• Dr. Vic Khemsara

LESS TALKED ABOUT EYE PROBLEMS

There is a lot of information about eye problems like cataracts, macular degeneration, glaucoma, and diabetes. People with diabetes are encouraged to have annual exams to screen for diabetic retinopathy. There are also many lesser-known eye conditions that we diagnose and treat.



Blepharitis

This condition causes inflammation of the eyelid. The lids can become “crusty,” red and irritated. Blepharitis may be caused by bacteria, mites, eczema, acne rosacea, dry eye, and even makeup. Prescription eye scrubs, sprays, and drops are often used to treat this problem. Although uncomfortable, blepharitis is usually not contagious and generally does not cause any permanent damage. Statistics show that 37-47% of the population has blepharitis.
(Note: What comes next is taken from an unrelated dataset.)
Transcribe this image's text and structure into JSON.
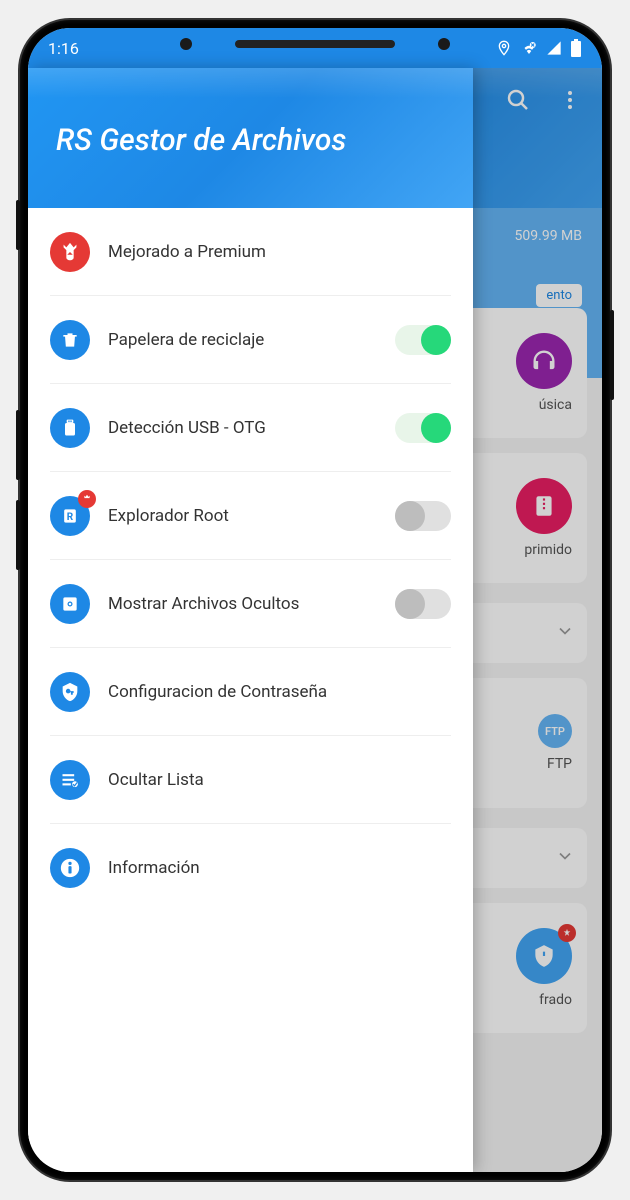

Eye Allergies

Most people who suffer from allergies develop eye symptoms which can include itchy, red, tearing, and swollen eyes. Severe eye allergies can leave eyes vulnerable to infections, so tell us if you are experiencing prolonged or severe symptoms. Sometimes medications taken for allergies can lead to a dry eye condition.


Dry Eye

Hormonal changes, medications, some diseases, contacts, and even the weather can cause dry eye conditions. If this is a transient problem, OTC artificial tears may help. More often, dry eye symptoms occur because you may not be making the right quantity or quality of tears. As there are many types and treatments, we recommend seeking our care before self-medicating for dry eye.


Floaters


Those irritating black spots that appear and float around your line of vision occur when small bits of material known as vitreous naturally break away. While floaters are common and harmless at times, they could be a symptom of an impending retinal emergency if they are accompanied by flashes or and are frequent. Approximately 1% of flashes and floaters lead to retinal detachments, but no one should ignore the symptoms.


Light Sensitivity


Some people are naturally more sensitive to light than others, but sudden light sensitivity may occur as a result of eye conditions or illnesses associated with viruses or chronic migraine conditions. Sunglasses should be worn by everyone to help reduce the light sensitivity when outside. If there is a sudden onset of this problem, consult us so we might determine the underlying problem.

Pink Eye


The dreaded and highly contagious pink eye is a symptom of conjunctivitis, and it is one of the most common eye problems which affect children. Treatment for pink eye includes medicated drops and warm compresses and/or lubricating drops to make the eyes more comfortable. Causes of pink eye include viruses, bacteria, allergies, and some irritants such as smoke and pool chlorine. Pink eye should be treated immediately as it can be a vision-threatening infection. Pink eye can even affect newborns.

Styes and Chalazions


It can be difficult to tell the difference between a stye and a chalazion. A stye is very painful. It often appears at the eyelid’s edge, usually caused by an infected eyelash root. It often swells, sometimes affecting the entire eyelid. A chalazion is not usually painful. It is a bump that usually develops farther back on the eyelid than a stye. It is caused by a clogged oil gland. Rarely does it make the entire eyelid swell. You should make an appointment for us to treat either of these.

Twitching


Twitching is often caused by eyestrain, but it can also be caused by too much caffeine, dry eyes, or even allergies. Eye twitches are usually brief and tend to disappear without treatment. If you experience prolonged twitches, you should let us know.

Vision Problems


The most common of all eye problems are vision problems which need to be corrected with eyeglasses or prescription contacts. Children’s vision problems are often not caught until grades begin to fall or they begin to complain about not being able to “see the board.” Often children complain of headaches, and they should always be evaluated by an eye care professional. Approximately 5-10% of preschoolers and 25% of school-age children have vision problems. Recommended ages for child exams are at six months, three years, and for 5-6-year-olds, just before kindergarten.